Professors enjoy increased flexibility and freedoms in 2050, but structure is still necessary in order to produce valuable and skilled graduates. The department heads will provide the necessary balance by determining which classes should be required and which should be electives. However, there are often other considerations beyond just the coursework. For example, perhaps some deans will value required extra-curricular experiences such as clubs and internships. The department heads will work to develop an overall vision for what graduates from their department will look like. This allows different universities, schools, and the departments within them to maintain their unique experiences and value propositions. These curriculum visions will be developed according to accreditation requirements (particularly in the United States[2]) and in close collaboration with relevant industry professionals. This collaboration will produce graduates who are well equipped to face the challenges already identified within the chosen industry. This reflects the value that curriculum should be relatively quick to adapt to modern technologies and challenges.

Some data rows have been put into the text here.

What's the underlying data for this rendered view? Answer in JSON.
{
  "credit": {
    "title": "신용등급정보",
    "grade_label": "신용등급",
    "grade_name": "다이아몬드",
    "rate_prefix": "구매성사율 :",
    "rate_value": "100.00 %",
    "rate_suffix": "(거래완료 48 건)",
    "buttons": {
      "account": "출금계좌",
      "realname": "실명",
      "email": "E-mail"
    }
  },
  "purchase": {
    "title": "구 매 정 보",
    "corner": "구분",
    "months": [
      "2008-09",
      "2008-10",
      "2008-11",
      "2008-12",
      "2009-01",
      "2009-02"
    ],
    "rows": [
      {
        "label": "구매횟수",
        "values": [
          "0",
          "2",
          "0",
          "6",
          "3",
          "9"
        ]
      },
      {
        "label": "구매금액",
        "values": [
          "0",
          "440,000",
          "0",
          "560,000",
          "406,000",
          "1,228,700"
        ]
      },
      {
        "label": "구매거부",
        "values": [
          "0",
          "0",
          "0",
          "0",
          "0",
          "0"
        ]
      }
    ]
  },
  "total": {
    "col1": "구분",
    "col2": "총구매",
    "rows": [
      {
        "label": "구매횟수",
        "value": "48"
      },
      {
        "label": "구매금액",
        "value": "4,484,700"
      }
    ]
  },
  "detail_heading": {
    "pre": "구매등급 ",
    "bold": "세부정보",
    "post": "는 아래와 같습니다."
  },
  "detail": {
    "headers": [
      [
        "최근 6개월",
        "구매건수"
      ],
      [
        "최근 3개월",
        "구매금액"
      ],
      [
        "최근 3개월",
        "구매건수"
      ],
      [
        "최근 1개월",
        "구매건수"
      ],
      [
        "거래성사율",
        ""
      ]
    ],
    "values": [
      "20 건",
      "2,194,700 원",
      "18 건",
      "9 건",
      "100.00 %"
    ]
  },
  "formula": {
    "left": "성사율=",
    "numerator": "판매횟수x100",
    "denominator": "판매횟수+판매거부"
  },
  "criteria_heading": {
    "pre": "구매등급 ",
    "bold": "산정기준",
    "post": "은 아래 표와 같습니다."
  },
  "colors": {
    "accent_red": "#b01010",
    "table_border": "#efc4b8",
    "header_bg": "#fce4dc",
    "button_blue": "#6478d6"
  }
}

To further increase the flexibility and value of curriculum in 2050, the students’ vision for their degree is also taken into consideration. There will be a culture of communication where an incoming class can express their desires and ideas for their degree, to be taken into consideration by the deans and department heads. Faculty have more experience, but students have a unique perspective due to their age and the experiences of their generation. Allowing students to help shape the vision for their graduation creates unique value and curriculum that is quicker to adapt to the times. Naturally the deans have final say, as an overly reactive curriculum would quickly become irrelevant. In 2050 there will be a national, and perhaps international, structure to balance the students’ and deans’ competing visions. This will result in a balanced, well-formulated curriculum that is influenced by students, professors, and department heads.

In 2050, university curriculum will be shaped by a few important values. Reduced stress and increased freedom for students and educators, timeless yet relevant skills and experiences, and greater collaboration between students and administrators will create a more valuable curriculum. This curriculum will result in an unprecedented graduate pool that is uniquely equipped to solve the problems of 2050. Our vision is feasible, as it requires relatively few technological advances. Our vision is credible, as it is founded on ideas that are present but not yet universal in our current day. Lastly, our vision is desirable because of the positive impact an adaptable and flexible curriculum will have on society.

  1. Molnar, A.; Miron, G.; Barbour, M.K.; Huerta, L.; Shafer, S.R.; Rice, J.K.; Glover, A.; Browning, N.; Hagle, S.; Boninger, F. (May 2021). "Virtual Schools in the U.S. 2021". National Education Policy Center – via JSTOR.
  2. U.S. Department of Education. "Accreditation in the United States".